Stored entries:
________

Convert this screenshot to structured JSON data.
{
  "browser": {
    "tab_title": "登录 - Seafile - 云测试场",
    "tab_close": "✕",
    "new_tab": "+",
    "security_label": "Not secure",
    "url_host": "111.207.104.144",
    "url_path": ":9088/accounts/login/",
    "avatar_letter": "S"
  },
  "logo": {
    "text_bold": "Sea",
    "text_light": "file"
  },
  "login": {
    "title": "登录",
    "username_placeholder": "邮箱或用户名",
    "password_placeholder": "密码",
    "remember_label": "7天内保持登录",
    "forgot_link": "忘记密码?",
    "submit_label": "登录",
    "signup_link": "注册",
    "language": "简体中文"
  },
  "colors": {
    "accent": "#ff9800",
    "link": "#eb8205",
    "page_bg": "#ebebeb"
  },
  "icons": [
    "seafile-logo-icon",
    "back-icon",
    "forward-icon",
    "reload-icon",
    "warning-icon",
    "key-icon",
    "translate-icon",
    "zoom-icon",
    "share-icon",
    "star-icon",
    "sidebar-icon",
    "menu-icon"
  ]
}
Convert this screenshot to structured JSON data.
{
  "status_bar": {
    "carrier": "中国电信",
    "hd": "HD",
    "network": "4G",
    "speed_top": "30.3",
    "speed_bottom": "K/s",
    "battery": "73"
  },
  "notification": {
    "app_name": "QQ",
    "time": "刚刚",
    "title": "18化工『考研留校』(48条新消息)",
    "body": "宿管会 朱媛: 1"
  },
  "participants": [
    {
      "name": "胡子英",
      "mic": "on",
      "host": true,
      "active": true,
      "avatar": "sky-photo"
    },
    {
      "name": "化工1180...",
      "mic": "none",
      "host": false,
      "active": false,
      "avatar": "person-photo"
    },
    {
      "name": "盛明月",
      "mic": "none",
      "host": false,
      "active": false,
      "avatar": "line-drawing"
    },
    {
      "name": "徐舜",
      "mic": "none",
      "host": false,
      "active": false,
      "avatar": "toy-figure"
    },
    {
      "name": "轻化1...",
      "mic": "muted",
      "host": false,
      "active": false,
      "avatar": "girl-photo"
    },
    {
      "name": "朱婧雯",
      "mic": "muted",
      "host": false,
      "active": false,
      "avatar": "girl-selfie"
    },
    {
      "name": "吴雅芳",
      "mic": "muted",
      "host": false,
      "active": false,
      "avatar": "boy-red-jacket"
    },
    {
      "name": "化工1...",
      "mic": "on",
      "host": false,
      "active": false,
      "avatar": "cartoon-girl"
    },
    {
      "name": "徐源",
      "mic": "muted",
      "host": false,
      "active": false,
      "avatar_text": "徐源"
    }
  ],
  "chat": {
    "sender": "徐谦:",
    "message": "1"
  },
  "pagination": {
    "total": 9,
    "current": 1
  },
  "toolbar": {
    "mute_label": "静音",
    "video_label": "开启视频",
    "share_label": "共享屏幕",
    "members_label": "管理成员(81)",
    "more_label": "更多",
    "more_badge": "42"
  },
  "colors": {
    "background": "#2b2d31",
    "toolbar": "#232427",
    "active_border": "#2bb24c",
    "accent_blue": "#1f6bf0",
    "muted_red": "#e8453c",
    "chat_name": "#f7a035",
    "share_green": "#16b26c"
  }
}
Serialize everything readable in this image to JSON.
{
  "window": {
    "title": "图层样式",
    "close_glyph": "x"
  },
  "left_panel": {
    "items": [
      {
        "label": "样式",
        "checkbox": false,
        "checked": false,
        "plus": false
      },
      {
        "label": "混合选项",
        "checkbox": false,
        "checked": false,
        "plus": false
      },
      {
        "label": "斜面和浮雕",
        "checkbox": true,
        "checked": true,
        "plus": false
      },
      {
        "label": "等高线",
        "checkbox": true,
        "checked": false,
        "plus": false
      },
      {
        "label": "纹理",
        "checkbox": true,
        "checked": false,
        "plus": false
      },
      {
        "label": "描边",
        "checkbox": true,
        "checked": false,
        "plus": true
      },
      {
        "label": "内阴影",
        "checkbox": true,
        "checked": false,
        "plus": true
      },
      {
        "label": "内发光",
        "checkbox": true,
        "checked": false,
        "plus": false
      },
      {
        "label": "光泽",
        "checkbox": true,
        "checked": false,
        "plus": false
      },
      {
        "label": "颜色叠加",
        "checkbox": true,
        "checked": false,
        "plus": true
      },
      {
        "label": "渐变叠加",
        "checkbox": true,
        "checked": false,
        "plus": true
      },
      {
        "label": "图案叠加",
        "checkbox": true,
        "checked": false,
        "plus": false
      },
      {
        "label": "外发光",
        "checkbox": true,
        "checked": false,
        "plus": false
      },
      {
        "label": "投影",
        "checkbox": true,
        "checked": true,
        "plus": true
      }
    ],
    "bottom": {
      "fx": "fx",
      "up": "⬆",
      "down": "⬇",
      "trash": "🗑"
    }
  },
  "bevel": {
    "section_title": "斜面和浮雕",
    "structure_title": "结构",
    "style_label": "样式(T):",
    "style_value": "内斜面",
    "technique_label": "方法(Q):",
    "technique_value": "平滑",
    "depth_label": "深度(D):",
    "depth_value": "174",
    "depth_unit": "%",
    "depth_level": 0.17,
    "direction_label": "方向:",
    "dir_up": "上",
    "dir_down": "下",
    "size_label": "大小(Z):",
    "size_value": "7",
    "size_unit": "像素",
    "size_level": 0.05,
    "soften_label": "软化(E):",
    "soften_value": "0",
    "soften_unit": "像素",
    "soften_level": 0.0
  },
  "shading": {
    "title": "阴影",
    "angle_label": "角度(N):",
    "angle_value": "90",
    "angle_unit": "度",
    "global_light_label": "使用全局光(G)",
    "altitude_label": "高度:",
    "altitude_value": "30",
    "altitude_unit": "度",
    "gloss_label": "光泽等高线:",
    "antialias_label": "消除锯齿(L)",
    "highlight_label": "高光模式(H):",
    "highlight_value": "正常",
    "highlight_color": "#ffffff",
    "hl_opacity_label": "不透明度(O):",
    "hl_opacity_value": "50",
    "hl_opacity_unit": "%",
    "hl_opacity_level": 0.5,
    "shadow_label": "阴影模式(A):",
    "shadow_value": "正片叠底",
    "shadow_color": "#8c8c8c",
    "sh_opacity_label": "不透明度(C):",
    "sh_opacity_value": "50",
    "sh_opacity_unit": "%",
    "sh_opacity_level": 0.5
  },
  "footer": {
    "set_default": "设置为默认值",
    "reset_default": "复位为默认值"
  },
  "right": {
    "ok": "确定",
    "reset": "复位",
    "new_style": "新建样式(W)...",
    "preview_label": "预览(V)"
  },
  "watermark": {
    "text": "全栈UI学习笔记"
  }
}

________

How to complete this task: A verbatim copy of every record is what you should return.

Written response:
Convert this screenshot to structured JSON data.
{
  "browser": {
    "tab_title": "登录 - Seafile - 云测试场",
    "tab_close": "✕",
    "new_tab": "+",
    "security_label": "Not secure",
    "url_host": "111.207.104.144",
    "url_path": ":9088/accounts/login/",
    "avatar_letter": "S"
  },
  "logo": {
    "text_bold": "Sea",
    "text_light": "file"
  },
  "login": {
    "title": "登录",
    "username_placeholder": "邮箱或用户名",
    "password_placeholder": "密码",
    "remember_label": "7天内保持登录",
    "forgot_link": "忘记密码?",
    "submit_label": "登录",
    "signup_link": "注册",
    "language": "简体中文"
  },
  "colors": {
    "accent": "#ff9800",
    "link": "#eb8205",
    "page_bg": "#ebebeb"
  },
  "icons": [
    "seafile-logo-icon",
    "back-icon",
    "forward-icon",
    "reload-icon",
    "warning-icon",
    "key-icon",
    "translate-icon",
    "zoom-icon",
    "share-icon",
    "star-icon",
    "sidebar-icon",
    "menu-icon"
  ]
}
Convert this screenshot to structured JSON data.
{
  "status_bar": {
    "carrier": "中国电信",
    "hd": "HD",
    "network": "4G",
    "speed_top": "30.3",
    "speed_bottom": "K/s",
    "battery": "73"
  },
  "notification": {
    "app_name": "QQ",
    "time": "刚刚",
    "title": "18化工『考研留校』(48条新消息)",
    "body": "宿管会 朱媛: 1"
  },
  "participants": [
    {
      "name": "胡子英",
      "mic": "on",
      "host": true,
      "active": true,
      "avatar": "sky-photo"
    },
    {
      "name": "化工1180...",
      "mic": "none",
      "host": false,
      "active": false,
      "avatar": "person-photo"
    },
    {
      "name": "盛明月",
      "mic": "none",
      "host": false,
      "active": false,
      "avatar": "line-drawing"
    },
    {
      "name": "徐舜",
      "mic": "none",
      "host": false,
      "active": false,
      "avatar": "toy-figure"
    },
    {
      "name": "轻化1...",
      "mic": "muted",
      "host": false,
      "active": false,
      "avatar": "girl-photo"
    },
    {
      "name": "朱婧雯",
      "mic": "muted",
      "host": false,
      "active": false,
      "avatar": "girl-selfie"
    },
    {
      "name": "吴雅芳",
      "mic": "muted",
      "host": false,
      "active": false,
      "avatar": "boy-red-jacket"
    },
    {
      "name": "化工1...",
      "mic": "on",
      "host": false,
      "active": false,
      "avatar": "cartoon-girl"
    },
    {
      "name": "徐源",
      "mic": "muted",
      "host": false,
      "active": false,
      "avatar_text": "徐源"
    }
  ],
  "chat": {
    "sender": "徐谦:",
    "message": "1"
  },
  "pagination": {
    "total": 9,
    "current": 1
  },
  "toolbar": {
    "mute_label": "静音",
    "video_label": "开启视频",
    "share_label": "共享屏幕",
    "members_label": "管理成员(81)",
    "more_label": "更多",
    "more_badge": "42"
  },
  "colors": {
    "background": "#2b2d31",
    "toolbar": "#232427",
    "active_border": "#2bb24c",
    "accent_blue": "#1f6bf0",
    "muted_red": "#e8453c",
    "chat_name": "#f7a035",
    "share_green": "#16b26c"
  }
}
Serialize everything readable in this image to JSON.
{
  "window": {
    "title": "图层样式",
    "close_glyph": "x"
  },
  "left_panel": {
    "items": [
      {
        "label": "样式",
        "checkbox": false,
        "checked": false,
        "plus": false
      },
      {
        "label": "混合选项",
        "checkbox": false,
        "checked": false,
        "plus": false
      },
      {
        "label": "斜面和浮雕",
        "checkbox": true,
        "checked": true,
        "plus": false
      },
      {
        "label": "等高线",
        "checkbox": true,
        "checked": false,
        "plus": false
      },
      {
        "label": "纹理",
        "checkbox": true,
        "checked": false,
        "plus": false
      },
      {
        "label": "描边",
        "checkbox": true,
        "checked": false,
        "plus": true
      },
      {
        "label": "内阴影",
        "checkbox": true,
        "checked": false,
        "plus": true
      },
      {
        "label": "内发光",
        "checkbox": true,
        "checked": false,
        "plus": false
      },
      {
        "label": "光泽",
        "checkbox": true,
        "checked": false,
        "plus": false
      },
      {
        "label": "颜色叠加",
        "checkbox": true,
        "checked": false,
        "plus": true
      },
      {
        "label": "渐变叠加",
        "checkbox": true,
        "checked": false,
        "plus": true
      },
      {
        "label": "图案叠加",
        "checkbox": true,
        "checked": false,
        "plus": false
      },
      {
        "label": "外发光",
        "checkbox": true,
        "checked": false,
        "plus": false
      },
      {
        "label": "投影",
        "checkbox": true,
        "checked": true,
        "plus": true
      }
    ],
    "bottom": {
      "fx": "fx",
      "up": "⬆",
      "down": "⬇",
      "trash": "🗑"
    }
  },
  "bevel": {
    "section_title": "斜面和浮雕",
    "structure_title": "结构",
    "style_label": "样式(T):",
    "style_value": "内斜面",
    "technique_label": "方法(Q):",
    "technique_value": "平滑",
    "depth_label": "深度(D):",
    "depth_value": "174",
    "depth_unit": "%",
    "depth_level": 0.17,
    "direction_label": "方向:",
    "dir_up": "上",
    "dir_down": "下",
    "size_label": "大小(Z):",
    "size_value": "7",
    "size_unit": "像素",
    "size_level": 0.05,
    "soften_label": "软化(E):",
    "soften_value": "0",
    "soften_unit": "像素",
    "soften_level": 0.0
  },
  "shading": {
    "title": "阴影",
    "angle_label": "角度(N):",
    "angle_value": "90",
    "angle_unit": "度",
    "global_light_label": "使用全局光(G)",
    "altitude_label": "高度:",
    "altitude_value": "30",
    "altitude_unit": "度",
    "gloss_label": "光泽等高线:",
    "antialias_label": "消除锯齿(L)",
    "highlight_label": "高光模式(H):",
    "highlight_value": "正常",
    "highlight_color": "#ffffff",
    "hl_opacity_label": "不透明度(O):",
    "hl_opacity_value": "50",
    "hl_opacity_unit": "%",
    "hl_opacity_level": 0.5,
    "shadow_label": "阴影模式(A):",
    "shadow_value": "正片叠底",
    "shadow_color": "#8c8c8c",
    "sh_opacity_label": "不透明度(C):",
    "sh_opacity_value": "50",
    "sh_opacity_unit": "%",
    "sh_opacity_level": 0.5
  },
  "footer": {
    "set_default": "设置为默认值",
    "reset_default": "复位为默认值"
  },
  "right": {
    "ok": "确定",
    "reset": "复位",
    "new_style": "新建样式(W)...",
    "preview_label": "预览(V)"
  },
  "watermark": {
    "text": "全栈UI学习笔记"
  }
}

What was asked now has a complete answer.